However, without the support of our sponsors, we would have been unable to have this experience. A special mention to WiseTech Global who supported the team financially and is a global logistics software company that believes in empowering high school students to expand their computer science, software and mechatronics engineering capabilities. We would also like to thank the ongoing support of the Fort Street High School Foundation, and we are extremely grateful for the support of Fortians in our community in encouraging the next generation to pursue their passions.

Our robot further relied on a custom printed circuit board and PCBWay prototyped and fabricated our PCBs to an exceptional standard. We also needed to laser cut custom parts for our robot out of aluminium and steel (such as the custom gearing for our claw mechanism), and Laser Wizard graciously provided their plasma cutting services for our need. The team visited their manufacturing facilities to learn about the unique processes involved in precision manufacturing of metal components. We hope to maintain a good relationship with such industry sponsors as students can experiment with a more diverse range of materials and develop advanced robots.

These skills and experiences are priceless and we believe that they are highly beneficial to the future of FSHS Robotics. We plan to return to the club and share the knowledge we gained from the competition to enhance the learning experience for the next generation of innovators. The proposed plans for the future of FSHS Robotics involves:

  • Yearly STEM events
  • EduTech National Conference Sydney
      • An exhibition and conference held by the primary, secondary, tertiary and corporate education sectors to share and exhibit new technologies.
      • This is a fantastic opportunity for STEM students to enhance their networking skills as well as develop presentation skills to showcase their work in robotics to NSW and Australia.
    • Human Robot Friendship Ball Rhodes
      • An exhibition of the latest technologies in robotics and the roles education authorities play in them. We believe that it is important for students to attend these events as it introduces students to what a career in technology may look like.
  • Senior member mentorship classes
    • We believe in sharing our knowledge to all members of robotics. Senior students (in years 10 – 12) are encouraged to host and teach classes based on their cumulative experience in robotics.
    • This is aimed at providing students with a more rigorous understanding of the competition requirements, as well in applying programming and electronics skills taught at school and by the students.
    • Courses to be run include:
      • Software Programming, Algorithms and Debugging Techniques
      • Robotic Systems and Software Implementation
      • Strategy
      • Robot Design & Mechanics
      • CAD & CAM (Manufacturing)
      • Electronics & Circuitry
      • Project and time management

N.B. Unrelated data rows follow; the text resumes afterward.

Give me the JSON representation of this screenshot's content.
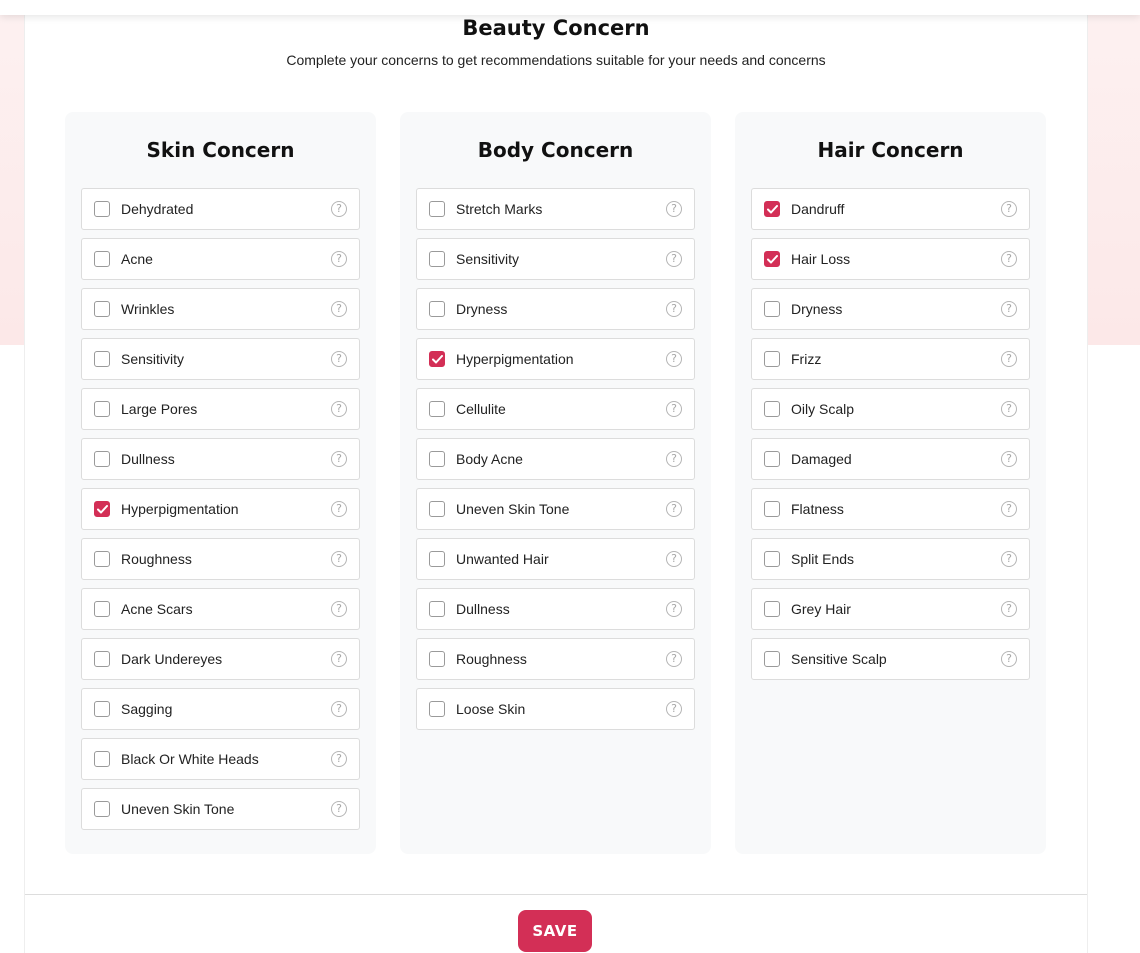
{
  "page": {
    "title": "Beauty Concern",
    "subtitle": "Complete your concerns to get recommendations suitable for your needs and concerns"
  },
  "colors": {
    "accent": "#d32f56",
    "column_background": "#f8f9fa",
    "page_tint": "#fce8e8"
  },
  "columns": [
    {
      "title": "Skin Concern",
      "items": [
        {
          "label": "Dehydrated",
          "checked": false
        },
        {
          "label": "Acne",
          "checked": false
        },
        {
          "label": "Wrinkles",
          "checked": false
        },
        {
          "label": "Sensitivity",
          "checked": false
        },
        {
          "label": "Large Pores",
          "checked": false
        },
        {
          "label": "Dullness",
          "checked": false
        },
        {
          "label": "Hyperpigmentation",
          "checked": true
        },
        {
          "label": "Roughness",
          "checked": false
        },
        {
          "label": "Acne Scars",
          "checked": false
        },
        {
          "label": "Dark Undereyes",
          "checked": false
        },
        {
          "label": "Sagging",
          "checked": false
        },
        {
          "label": "Black Or White Heads",
          "checked": false
        },
        {
          "label": "Uneven Skin Tone",
          "checked": false
        }
      ]
    },
    {
      "title": "Body Concern",
      "items": [
        {
          "label": "Stretch Marks",
          "checked": false
        },
        {
          "label": "Sensitivity",
          "checked": false
        },
        {
          "label": "Dryness",
          "checked": false
        },
        {
          "label": "Hyperpigmentation",
          "checked": true
        },
        {
          "label": "Cellulite",
          "checked": false
        },
        {
          "label": "Body Acne",
          "checked": false
        },
        {
          "label": "Uneven Skin Tone",
          "checked": false
        },
        {
          "label": "Unwanted Hair",
          "checked": false
        },
        {
          "label": "Dullness",
          "checked": false
        },
        {
          "label": "Roughness",
          "checked": false
        },
        {
          "label": "Loose Skin",
          "checked": false
        }
      ]
    },
    {
      "title": "Hair Concern",
      "items": [
        {
          "label": "Dandruff",
          "checked": true
        },
        {
          "label": "Hair Loss",
          "checked": true
        },
        {
          "label": "Dryness",
          "checked": false
        },
        {
          "label": "Frizz",
          "checked": false
        },
        {
          "label": "Oily Scalp",
          "checked": false
        },
        {
          "label": "Damaged",
          "checked": false
        },
        {
          "label": "Flatness",
          "checked": false
        },
        {
          "label": "Split Ends",
          "checked": false
        },
        {
          "label": "Grey Hair",
          "checked": false
        },
        {
          "label": "Sensitive Scalp",
          "checked": false
        }
      ]
    }
  ],
  "help_icon_glyph": "?",
  "icons": {
    "help": "question-circle-icon",
    "check": "checkmark-icon"
  },
  "footer": {
    "save_label": "SAVE"
  }
}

We further were interviewed by the Australian Computer Society about why Robotics is important to us and what we enjoy about the competition. Here is the link to the video:

Cristina Koprinski and Gabriel Thien